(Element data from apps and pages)
******

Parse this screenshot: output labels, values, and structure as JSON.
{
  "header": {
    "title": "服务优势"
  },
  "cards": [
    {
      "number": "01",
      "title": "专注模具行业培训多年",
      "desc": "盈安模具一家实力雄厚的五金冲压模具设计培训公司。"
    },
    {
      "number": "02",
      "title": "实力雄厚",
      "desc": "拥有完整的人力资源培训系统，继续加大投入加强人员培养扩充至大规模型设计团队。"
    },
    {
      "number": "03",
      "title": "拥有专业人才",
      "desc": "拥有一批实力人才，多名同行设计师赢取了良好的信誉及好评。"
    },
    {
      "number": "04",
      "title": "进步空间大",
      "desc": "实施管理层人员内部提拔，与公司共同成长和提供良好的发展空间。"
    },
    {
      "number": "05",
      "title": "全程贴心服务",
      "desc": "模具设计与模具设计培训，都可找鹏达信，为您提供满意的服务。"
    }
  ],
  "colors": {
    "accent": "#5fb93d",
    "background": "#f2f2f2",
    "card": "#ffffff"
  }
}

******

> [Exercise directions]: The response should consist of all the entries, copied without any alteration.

> [Response to this exercise]:
Parse this screenshot: output labels, values, and structure as JSON.
{
  "header": {
    "title": "服务优势"
  },
  "cards": [
    {
      "number": "01",
      "title": "专注模具行业培训多年",
      "desc": "盈安模具一家实力雄厚的五金冲压模具设计培训公司。"
    },
    {
      "number": "02",
      "title": "实力雄厚",
      "desc": "拥有完整的人力资源培训系统，继续加大投入加强人员培养扩充至大规模型设计团队。"
    },
    {
      "number": "03",
      "title": "拥有专业人才",
      "desc": "拥有一批实力人才，多名同行设计师赢取了良好的信誉及好评。"
    },
    {
      "number": "04",
      "title": "进步空间大",
      "desc": "实施管理层人员内部提拔，与公司共同成长和提供良好的发展空间。"
    },
    {
      "number": "05",
      "title": "全程贴心服务",
      "desc": "模具设计与模具设计培训，都可找鹏达信，为您提供满意的服务。"
    }
  ],
  "colors": {
    "accent": "#5fb93d",
    "background": "#f2f2f2",
    "card": "#ffffff"
  }
}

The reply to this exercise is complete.